The report found that Campbell River’s average life expectancy is two years shorter than the Vancouver Island average, its rate of death due to drugs and suicide is second highest on the Island, and it consumes 13 litres of alcohol per month per person—the third highest rate on the Island.
Possibly most disturbing is the 23 children per 1,000 that need protection in Campbell River compared to the average of 12 per 1,000 in the rest of B.C.
It also found correlation between average income and rate of single-parent households affecting the overall health of the community, due to the added health stresses caused by those financial struggles.
“It was a little surprising, but not overly,” said city councillor Andy Adams of the report, adding that when looking at acute care situations, RCMP reports, addictions services intakes, as well as the increasing demands on various community services for at-risk populations, “it’s no secret that it’s a situation in need of addressing.”
Knowing there is a problem is different from seeing the scope of it, however.
“It’s good when you see those numbers,” he said, “because then it’s real.”
Adams said he immediately set to researching the matter more fully in an attempt to begin setting a framework for how to effectively mitigate the factors that lead to these issues.
“You don’t fix a problem by throwing money at it. That’s been shown many times in the past,” he said. “You need a more strategic plan that is results-oriented, and has thoroughly been examined from all angles.”
Examining the issue from all angles, according to Adams, means “getting everyone to the table,” and getting input from everyone with experience and knowledge on the subjects at hand, “from VIHA to local government, to RCMP to various health providers and educators.”
“We need to create a ‘Community Health Network’ of systems,” he said, where various groups and agencies all support the goal of addressing the source problems, rather than the resulting societal health issues.
Essentially, he said, by the time people end up in the hospital, it’s too late to do anything about what caused them to end up there.
“Acute care isn’t going to solve the problem.
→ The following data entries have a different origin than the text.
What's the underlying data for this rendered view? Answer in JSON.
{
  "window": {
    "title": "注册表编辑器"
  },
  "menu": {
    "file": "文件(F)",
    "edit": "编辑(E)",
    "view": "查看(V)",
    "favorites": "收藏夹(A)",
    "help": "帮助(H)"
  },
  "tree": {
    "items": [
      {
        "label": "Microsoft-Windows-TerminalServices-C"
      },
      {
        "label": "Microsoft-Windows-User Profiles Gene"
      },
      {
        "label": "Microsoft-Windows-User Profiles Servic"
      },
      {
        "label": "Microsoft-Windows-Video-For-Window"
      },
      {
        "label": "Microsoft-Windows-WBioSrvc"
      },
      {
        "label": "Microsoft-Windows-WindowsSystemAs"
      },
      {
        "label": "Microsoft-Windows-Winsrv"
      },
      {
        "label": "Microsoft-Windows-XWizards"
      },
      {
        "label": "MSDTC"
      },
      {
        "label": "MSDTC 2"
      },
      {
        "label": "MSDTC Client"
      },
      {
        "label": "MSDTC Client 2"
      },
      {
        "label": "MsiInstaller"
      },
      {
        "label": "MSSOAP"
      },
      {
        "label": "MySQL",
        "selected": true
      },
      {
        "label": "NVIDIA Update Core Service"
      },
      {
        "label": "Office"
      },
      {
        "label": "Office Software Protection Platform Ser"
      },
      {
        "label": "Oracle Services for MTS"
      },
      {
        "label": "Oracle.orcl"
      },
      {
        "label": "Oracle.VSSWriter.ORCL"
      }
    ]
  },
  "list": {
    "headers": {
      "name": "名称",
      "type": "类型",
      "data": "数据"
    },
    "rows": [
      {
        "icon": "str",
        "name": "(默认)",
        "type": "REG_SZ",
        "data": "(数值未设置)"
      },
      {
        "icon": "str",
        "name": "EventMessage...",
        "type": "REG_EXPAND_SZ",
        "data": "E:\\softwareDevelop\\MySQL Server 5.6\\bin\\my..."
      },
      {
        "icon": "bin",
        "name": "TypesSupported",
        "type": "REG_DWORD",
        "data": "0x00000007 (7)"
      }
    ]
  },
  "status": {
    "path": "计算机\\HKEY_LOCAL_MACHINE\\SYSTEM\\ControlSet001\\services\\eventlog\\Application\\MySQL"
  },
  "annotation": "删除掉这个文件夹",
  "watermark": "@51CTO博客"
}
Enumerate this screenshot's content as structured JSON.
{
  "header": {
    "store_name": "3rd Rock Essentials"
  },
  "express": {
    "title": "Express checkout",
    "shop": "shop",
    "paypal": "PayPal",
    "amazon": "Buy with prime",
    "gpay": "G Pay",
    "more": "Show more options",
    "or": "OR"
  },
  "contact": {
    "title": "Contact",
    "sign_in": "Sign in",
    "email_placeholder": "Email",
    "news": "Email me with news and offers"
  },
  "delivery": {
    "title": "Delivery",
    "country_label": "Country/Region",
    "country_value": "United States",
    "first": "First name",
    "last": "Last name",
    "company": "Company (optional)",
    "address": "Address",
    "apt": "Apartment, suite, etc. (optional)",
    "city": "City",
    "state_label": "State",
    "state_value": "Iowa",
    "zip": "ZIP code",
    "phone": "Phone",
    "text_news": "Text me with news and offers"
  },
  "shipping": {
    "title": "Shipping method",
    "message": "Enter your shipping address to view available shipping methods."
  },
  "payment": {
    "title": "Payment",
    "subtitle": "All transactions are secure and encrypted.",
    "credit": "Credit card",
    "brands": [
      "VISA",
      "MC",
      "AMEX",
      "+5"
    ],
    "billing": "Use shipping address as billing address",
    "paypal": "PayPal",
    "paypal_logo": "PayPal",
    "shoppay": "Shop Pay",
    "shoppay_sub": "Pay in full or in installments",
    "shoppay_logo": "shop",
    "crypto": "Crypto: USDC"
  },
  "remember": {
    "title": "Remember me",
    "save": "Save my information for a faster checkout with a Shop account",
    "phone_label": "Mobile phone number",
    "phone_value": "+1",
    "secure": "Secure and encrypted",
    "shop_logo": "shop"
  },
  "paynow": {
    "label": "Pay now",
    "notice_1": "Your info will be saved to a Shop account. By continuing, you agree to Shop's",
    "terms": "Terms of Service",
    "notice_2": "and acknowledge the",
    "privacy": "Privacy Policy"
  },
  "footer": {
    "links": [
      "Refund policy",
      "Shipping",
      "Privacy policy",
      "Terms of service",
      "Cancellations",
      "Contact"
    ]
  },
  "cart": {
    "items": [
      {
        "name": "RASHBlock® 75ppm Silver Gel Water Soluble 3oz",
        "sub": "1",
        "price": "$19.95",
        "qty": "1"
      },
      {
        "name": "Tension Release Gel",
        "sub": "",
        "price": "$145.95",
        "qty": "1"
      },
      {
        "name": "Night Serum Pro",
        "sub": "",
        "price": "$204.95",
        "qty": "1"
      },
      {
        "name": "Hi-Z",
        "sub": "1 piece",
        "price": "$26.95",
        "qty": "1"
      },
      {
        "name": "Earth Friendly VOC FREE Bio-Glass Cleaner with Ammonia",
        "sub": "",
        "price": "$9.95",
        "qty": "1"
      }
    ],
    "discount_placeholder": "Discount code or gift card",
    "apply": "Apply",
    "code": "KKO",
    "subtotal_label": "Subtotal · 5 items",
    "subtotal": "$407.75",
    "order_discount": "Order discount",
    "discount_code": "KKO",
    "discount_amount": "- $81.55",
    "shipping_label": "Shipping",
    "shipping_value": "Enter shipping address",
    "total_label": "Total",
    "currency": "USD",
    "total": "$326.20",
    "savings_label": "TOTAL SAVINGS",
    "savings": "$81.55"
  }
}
It addresses the immediate need, but not the underlying problem that got them to that point.”
Adams, who recently announced his candidacy for Mayor of Campbell River in the upcoming municipal election, said he and others spoke with B.C. Minister of Health Terry Lake about these issues when he was in town for the groundbreaking of the new hospital on Aug. 7, and received a very positive response in terms of the government’s willingness to help with the project.
“We’re not reinventing the wheel, we’re taking the good work that’s being done in other places, using the good work being done here, and utilizing the skills and systems that already work to create a community-based initiative that can address these issues.”
He acknowledged that because these issues weren’t in the current council’s strategic plan, there’s not going to be anything to actually implement anytime soon, but that doesn’t mean they can’t start the process and do the legwork for the next council to take advantage of.
One of the first things the next council will need to do when they take office this fall is to create their own strategic plan, he said, and he’s hopeful that the work being put in now to research and plan for possible initiatives to address these community health issues will be incorporated into that plan.
“We want to gather as much information as we can and set some kind of framework on the wall so the next council doesn’t have to start from scratch.”
The first step, according to Adams, is to get organizations with resources talking about the issues that need tackling, and then find ways for them to work together to tackle them.
Campbell River city council has an initial meeting planned for Aug. 26 with various organizations to do just that and explore the Community Health Network possibility further to get the ball rolling and take action on these issues.
Watch for future updates in the Mirror.